Chen Xiaodong, VP of Alibaba and CEO of InTime, speaks with Arjun Kharpal of CNBC at the opening speeches of the CNBC East Tech West Conference on November 17, 2020 in Nansha, Guangzhou, China.
Zhong Zhi | Getty Images
After the coronavirus pandemic, China’s consumers are spending less time shopping – but they are spending more money than before, according to a CEO of an Alibaba-owned company.
Chinese buyers are particularly willing to pay big bucks for luxury goods and cosmetics, InTime CEO Chen Xiaodong said Tuesday. His remarks came during CNBC’s annual East Tech West Conference, held this year both remotely and on-site in Guangzhou’s Nansha district, China.
InTime is one of the largest department store operators in China and was taken over by the technology pig Alibaba in 2017.
“The consumer intent is still there. People want to spend more money compared to last year, but the time they spend on a shopping trip (has been reduced),” he told CNBC’s Arjun Kharpal the opening speech of the conference.
Earlier this year, InTime temporarily closed 65 of its stores for a few weeks when China was put on hold for fighting the pandemic.
During that time, the company was able to leverage Alibaba’s e-commerce expertise and logistics to move its sales to the internet.
InTime used Alibaba’s live streaming platform Taobao Live, to increase the number of streams where viewers had the opportunity to place orders directly from Intime’s online shop. Several thousand salespeople from the physical stores are said to have been registered as live streaming hosts to simplify the streams.
Chen said that InTime had already picked up on trends around online shopping such as live streaming before the pandemic. The virus merely “accelerated the digitization process for physical stores,” he said.

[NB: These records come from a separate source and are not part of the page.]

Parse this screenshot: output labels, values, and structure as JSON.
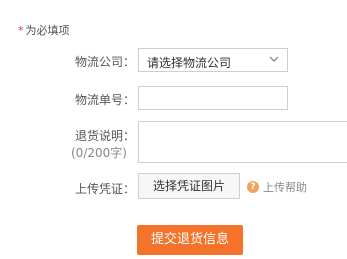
{
  "note": {
    "star": "*",
    "text": "为必填项"
  },
  "form": {
    "carrier": {
      "label": "物流公司：",
      "required_mark": "*",
      "selected": "请选择物流公司",
      "icon": "chevron-down-icon"
    },
    "tracking_no": {
      "label": "物流单号：",
      "required_mark": "*",
      "value": ""
    },
    "return_desc": {
      "label": "退货说明：",
      "counter": "(0/200字)",
      "value": ""
    },
    "upload": {
      "label": "上传凭证：",
      "button": "选择凭证图片",
      "help_icon": "question-icon",
      "help_icon_glyph": "?",
      "help": "上传帮助"
    },
    "submit": "提交退货信息"
  },
  "colors": {
    "required": "#e4393c",
    "submit_bg": "#f4722a",
    "help_icon": "#f0a35c"
  }
}
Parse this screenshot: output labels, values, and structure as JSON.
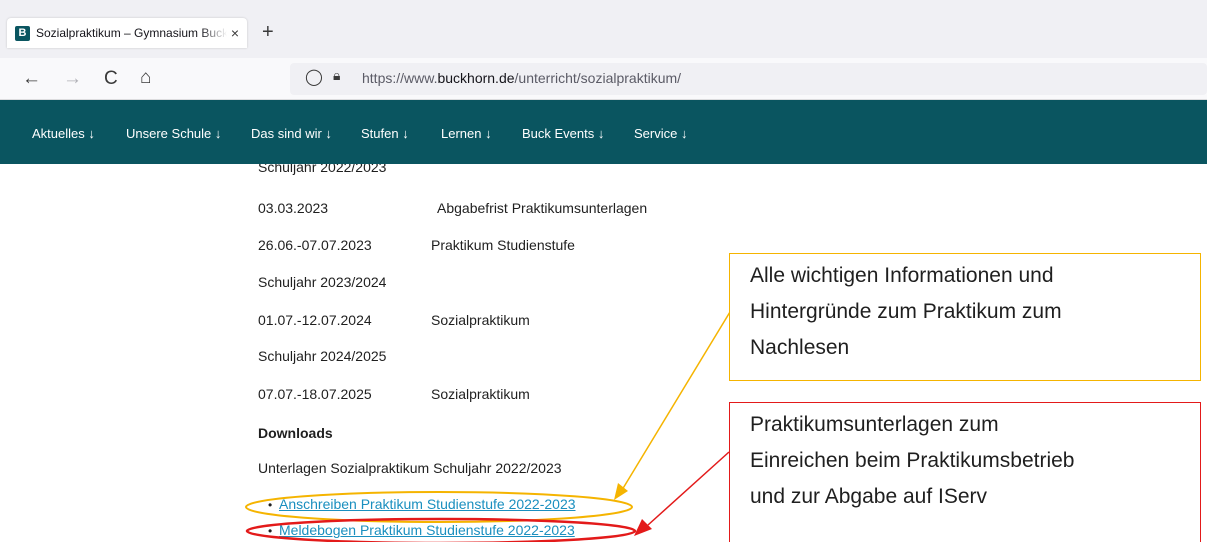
{
  "browser": {
    "tab_title": "Sozialpraktikum – Gymnasium Buckhorn",
    "favicon_letter": "B",
    "tab_close": "×",
    "new_tab": "+",
    "back_icon": "←",
    "forward_icon": "→",
    "reload_icon": "C",
    "home_icon": "⌂",
    "shield_icon": "◯",
    "lock_icon": "🔒︎",
    "url_prefix": "https://www.",
    "url_domain": "buckhorn.de",
    "url_path": "/unterricht/sozialpraktikum/"
  },
  "site_nav": {
    "items": [
      "Aktuelles ↓",
      "Unsere Schule ↓",
      "Das sind wir ↓",
      "Stufen ↓",
      "Lernen ↓",
      "Buck Events ↓",
      "Service ↓"
    ]
  },
  "content": {
    "partial_heading": "Schuljahr 2022/2023",
    "rows": [
      {
        "date": "03.03.2023",
        "text": "Abgabefrist Praktikumsunterlagen"
      },
      {
        "date": "26.06.-07.07.2023",
        "text": "Praktikum Studienstufe"
      },
      {
        "heading": "Schuljahr 2023/2024"
      },
      {
        "date": "01.07.-12.07.2024",
        "text": "Sozialpraktikum"
      },
      {
        "heading": "Schuljahr 2024/2025"
      },
      {
        "date": "07.07.-18.07.2025",
        "text": "Sozialpraktikum"
      }
    ],
    "downloads_heading": "Downloads",
    "downloads_subheading": "Unterlagen Sozialpraktikum Schuljahr 2022/2023",
    "links": [
      "Anschreiben Praktikum Studienstufe 2022-2023",
      "Meldebogen Praktikum Studienstufe 2022-2023"
    ]
  },
  "annotations": {
    "yellow_callout": [
      "Alle wichtigen Informationen und",
      "Hintergründe zum Praktikum zum",
      "Nachlesen"
    ],
    "red_callout": [
      "Praktikumsunterlagen zum",
      "Einreichen beim Praktikumsbetrieb",
      "und zur Abgabe auf IServ"
    ],
    "colors": {
      "yellow": "#f5b400",
      "red": "#e31a1a",
      "brand": "#0a5560",
      "link": "#1a8fbf"
    }
  }
}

With the pandemic now relatively under control in China, customers are slow to return to physical stores for security reasons, Chen said. He added that sales have rebounded from a year ago and about 20% of these currently come from the Internet.
However, InTime has no plans to push customers in one direction – either the physical stores or the online store. According to Chen, it depends on people’s habits. However, he pointed out that live streaming has its advantages when a sales rep can potentially serve a thousand or 10,000 people simultaneously over the stream while in the physical store they can only serve a handful of customers at a time.
“Well, it’s very convenient,” said Chen.
China’s retail sales in October continued their upward trend, increasing 4.3% year over year as more consumers opened their wallets. While the number fell short of analysts’ expectations, it still grew faster than its 3.3% surge in September.